Probably, but the problem is, when an agent checks out of the conversation, it comes off loud and clear to your customers. And when agents assume they already know the answer to your customer’s problem, they can miss important details that might change the resolution.
The best agents listen actively to hear what customers have to say – without interruptions. Even if an agent thinks they’ve IDed the issue, listening and showing the customer they’re engaged makes all the difference in how the experience turns out. Agents are so obsessed with meeting their average call time metrics that they disengage from the interaction. They assume they know the solution and try to hurry the convo along (gotta hit that metric), despite missing details unique to this customer’s experience.

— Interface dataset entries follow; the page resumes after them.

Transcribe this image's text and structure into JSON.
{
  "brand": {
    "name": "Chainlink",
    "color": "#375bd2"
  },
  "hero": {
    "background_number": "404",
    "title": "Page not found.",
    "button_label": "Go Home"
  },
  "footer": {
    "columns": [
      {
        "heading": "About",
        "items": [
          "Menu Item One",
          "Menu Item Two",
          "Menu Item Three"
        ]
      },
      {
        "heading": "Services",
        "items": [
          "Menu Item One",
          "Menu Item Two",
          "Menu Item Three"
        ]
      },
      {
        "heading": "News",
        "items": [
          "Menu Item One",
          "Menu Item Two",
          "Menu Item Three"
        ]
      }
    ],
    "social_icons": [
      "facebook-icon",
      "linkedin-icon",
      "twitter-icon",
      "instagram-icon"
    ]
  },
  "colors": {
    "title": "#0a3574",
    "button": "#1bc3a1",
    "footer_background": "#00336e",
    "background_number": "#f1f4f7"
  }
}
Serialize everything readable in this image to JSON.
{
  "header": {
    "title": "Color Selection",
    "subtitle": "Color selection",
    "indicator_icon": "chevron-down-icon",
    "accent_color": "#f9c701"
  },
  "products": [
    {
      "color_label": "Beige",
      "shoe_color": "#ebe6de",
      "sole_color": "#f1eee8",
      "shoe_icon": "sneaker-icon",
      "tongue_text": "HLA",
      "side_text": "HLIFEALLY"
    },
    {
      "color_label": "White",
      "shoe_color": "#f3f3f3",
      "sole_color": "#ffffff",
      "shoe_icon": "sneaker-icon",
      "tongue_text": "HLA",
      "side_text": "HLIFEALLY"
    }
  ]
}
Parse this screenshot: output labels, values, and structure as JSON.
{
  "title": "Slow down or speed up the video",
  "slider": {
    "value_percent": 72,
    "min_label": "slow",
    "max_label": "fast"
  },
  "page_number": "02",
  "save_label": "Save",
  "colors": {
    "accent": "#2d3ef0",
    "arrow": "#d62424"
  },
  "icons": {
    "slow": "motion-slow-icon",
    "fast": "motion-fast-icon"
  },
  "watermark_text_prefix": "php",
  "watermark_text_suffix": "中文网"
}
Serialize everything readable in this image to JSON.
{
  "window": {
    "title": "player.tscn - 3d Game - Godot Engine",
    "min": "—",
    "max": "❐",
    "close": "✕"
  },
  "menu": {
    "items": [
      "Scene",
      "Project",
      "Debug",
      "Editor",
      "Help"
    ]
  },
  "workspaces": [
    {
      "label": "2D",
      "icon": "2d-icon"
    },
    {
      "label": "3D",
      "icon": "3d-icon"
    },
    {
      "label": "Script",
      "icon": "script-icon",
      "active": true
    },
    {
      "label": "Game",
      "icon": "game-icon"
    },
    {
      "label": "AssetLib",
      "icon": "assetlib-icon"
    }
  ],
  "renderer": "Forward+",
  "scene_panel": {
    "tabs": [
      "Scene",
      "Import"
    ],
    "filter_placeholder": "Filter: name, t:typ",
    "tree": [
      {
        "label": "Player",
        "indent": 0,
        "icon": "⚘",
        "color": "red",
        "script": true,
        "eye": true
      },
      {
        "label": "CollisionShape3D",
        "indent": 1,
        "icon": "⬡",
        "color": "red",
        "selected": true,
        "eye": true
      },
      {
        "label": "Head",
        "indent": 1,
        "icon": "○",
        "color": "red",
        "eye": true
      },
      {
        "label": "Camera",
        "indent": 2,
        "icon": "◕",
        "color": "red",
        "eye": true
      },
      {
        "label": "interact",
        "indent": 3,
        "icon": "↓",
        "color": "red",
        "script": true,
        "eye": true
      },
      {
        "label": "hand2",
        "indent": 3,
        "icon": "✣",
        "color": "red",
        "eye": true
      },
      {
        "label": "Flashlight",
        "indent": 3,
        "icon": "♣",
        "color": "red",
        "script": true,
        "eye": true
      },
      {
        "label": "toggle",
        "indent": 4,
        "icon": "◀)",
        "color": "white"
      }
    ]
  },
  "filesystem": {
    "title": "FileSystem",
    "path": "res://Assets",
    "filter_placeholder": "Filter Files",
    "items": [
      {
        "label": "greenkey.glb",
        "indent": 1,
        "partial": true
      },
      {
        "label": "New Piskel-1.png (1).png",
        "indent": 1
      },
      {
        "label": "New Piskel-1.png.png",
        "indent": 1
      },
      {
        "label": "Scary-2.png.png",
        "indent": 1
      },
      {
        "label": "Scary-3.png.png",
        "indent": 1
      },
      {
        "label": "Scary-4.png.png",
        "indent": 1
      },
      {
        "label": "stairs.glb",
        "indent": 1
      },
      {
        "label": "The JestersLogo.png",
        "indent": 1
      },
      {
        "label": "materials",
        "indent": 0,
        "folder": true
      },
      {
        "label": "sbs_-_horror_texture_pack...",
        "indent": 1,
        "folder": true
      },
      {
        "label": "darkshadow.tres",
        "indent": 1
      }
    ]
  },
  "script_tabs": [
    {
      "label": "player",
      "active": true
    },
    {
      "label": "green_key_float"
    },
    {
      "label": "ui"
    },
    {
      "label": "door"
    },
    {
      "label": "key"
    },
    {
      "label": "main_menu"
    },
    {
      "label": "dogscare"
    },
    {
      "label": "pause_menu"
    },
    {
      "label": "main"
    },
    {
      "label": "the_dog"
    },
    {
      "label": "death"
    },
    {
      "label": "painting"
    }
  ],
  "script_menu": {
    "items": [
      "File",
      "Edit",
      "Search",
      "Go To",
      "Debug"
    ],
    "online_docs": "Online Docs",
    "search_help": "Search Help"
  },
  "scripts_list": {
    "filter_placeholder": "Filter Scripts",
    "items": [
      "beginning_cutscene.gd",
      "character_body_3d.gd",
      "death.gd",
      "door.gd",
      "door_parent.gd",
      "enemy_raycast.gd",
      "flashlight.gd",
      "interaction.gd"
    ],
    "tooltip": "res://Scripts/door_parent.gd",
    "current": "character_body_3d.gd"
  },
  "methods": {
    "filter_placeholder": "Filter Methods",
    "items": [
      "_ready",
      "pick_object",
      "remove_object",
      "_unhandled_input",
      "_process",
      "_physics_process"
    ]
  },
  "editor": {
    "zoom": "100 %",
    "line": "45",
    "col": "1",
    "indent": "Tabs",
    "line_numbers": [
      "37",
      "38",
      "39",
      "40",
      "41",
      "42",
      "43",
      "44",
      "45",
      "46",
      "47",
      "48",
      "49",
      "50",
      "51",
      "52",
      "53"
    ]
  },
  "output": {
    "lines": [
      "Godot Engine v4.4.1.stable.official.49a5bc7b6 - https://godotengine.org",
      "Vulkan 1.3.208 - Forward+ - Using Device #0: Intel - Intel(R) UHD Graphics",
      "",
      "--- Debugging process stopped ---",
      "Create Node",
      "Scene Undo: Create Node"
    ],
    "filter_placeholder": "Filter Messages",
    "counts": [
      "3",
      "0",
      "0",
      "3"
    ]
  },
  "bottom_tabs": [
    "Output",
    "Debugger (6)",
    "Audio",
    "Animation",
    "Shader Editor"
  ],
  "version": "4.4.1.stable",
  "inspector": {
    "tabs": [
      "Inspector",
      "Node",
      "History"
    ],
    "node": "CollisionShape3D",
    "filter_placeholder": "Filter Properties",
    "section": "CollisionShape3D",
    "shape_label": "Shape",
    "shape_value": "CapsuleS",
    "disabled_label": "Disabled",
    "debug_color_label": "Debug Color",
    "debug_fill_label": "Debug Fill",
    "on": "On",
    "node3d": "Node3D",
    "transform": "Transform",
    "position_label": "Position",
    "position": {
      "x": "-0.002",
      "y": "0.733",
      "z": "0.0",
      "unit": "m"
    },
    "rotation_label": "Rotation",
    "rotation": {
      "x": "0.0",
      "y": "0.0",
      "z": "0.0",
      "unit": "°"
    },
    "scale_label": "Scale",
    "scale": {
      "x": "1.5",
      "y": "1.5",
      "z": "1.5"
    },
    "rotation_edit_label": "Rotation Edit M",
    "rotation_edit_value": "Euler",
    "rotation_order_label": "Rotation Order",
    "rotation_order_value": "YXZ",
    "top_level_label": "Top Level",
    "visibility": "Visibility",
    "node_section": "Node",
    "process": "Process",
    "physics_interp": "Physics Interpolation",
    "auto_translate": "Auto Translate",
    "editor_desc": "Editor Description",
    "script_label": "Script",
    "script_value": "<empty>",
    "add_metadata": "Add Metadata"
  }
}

Guide agents to ask clarifying questions to understand the issue from the customer’s point of view – not their own – before moving on to find solutions.
Get a guide filled with feedback to coach and train your agents. Jump to Your Call Center Manager Playbook. It’s a free and open resource for you to access, any time.
3. Mirror, mirror, on the wall: Match the customer’s tone and language.
Who’s the fairest of them all?
Mirroring is a technique where a customer-facing employee (in this case, your stellar agent) matches a customer’s tone and mimics their vocabulary to relate to the customer. It’s a fantastic way for agents to build rapport and trust with each person they speak to.
Let’s say a customer calls your agent with a routine request, but the agent can hear a sense of urgency in the customer’s voice. If the agent responds nonchalantly, the customer may feel like the agent is apathetic about resolving the issue quickly. But, if the agent acts quickly and uses language to affirm that a quick resolution is important, it will ease the customer’s worries. When a customer knows their issue is recognized and important to the agent, too, they’ll leave the interaction ready to brag about their service.
4. Keep anger under wraps: Handle angry customer calls with confidence.
Handling angry customers isn’t easy. It’s the most stressful part of an agent’s job. But it’s the reality of working in customer service since the average agent handles 10+ hostile interactions per day.
Knowing how to effectively handle an escalated case means agents don’t take what the customer is saying personally. They stay focused and resolve the issue.
Coach to empower your agents, so they can handle angry customer calls with confidence and make the tough decisions needed to solve the problem. Give your team access to the metrics, resources, and customer data they need to serve up knowledgeable help to customers.
When agents listen, ask the right questions, and have resources in-hand to work autonomously for the benefit of the customer, frustrations vanish.
5.Crush ‘em with kindness: Be empathetic and kind.
Empathy requires a deep understanding of human emotion, and it’s a characteristic that’s needed to be a true problem-solver. Encourage agents to draw upon a disappointing customer service experience to help them swap shoes with their frustrated customers. Then, coach them to use that insight and those feelings they mustered as they work with customers. That way, your agents will be more understanding and receptive of each situation that pops up.
Here are a few key phrases agents can use to convey their empathy, too:
- I understand why you’re frustrated. I’m going to find a solution for you.
- I would be upset in this situation, too. Let’s see what we can do to resolve the issue.
- This isn’t the experience we want for our customers. You have every right to be upset.
With whatever your agents say, it’s crucial to remain authentic. If an agent sounds scripted, empathy fails.
When all your agents are coached frequently and trained often, they’ll develop skills that translate across every customer experience. That’s when your customers will feel consistency and build a trusting relationship with your company. And, with more trust comes loyalty, less churn, happier customers, and a more profitable company.
Build consistent experiences using customer data as your guide. Learn how to create customer experience strategies backed by the data that lives in your contact center.
We originally published this post on December 20, 2016. We updated it for new insight on March 24, 2020.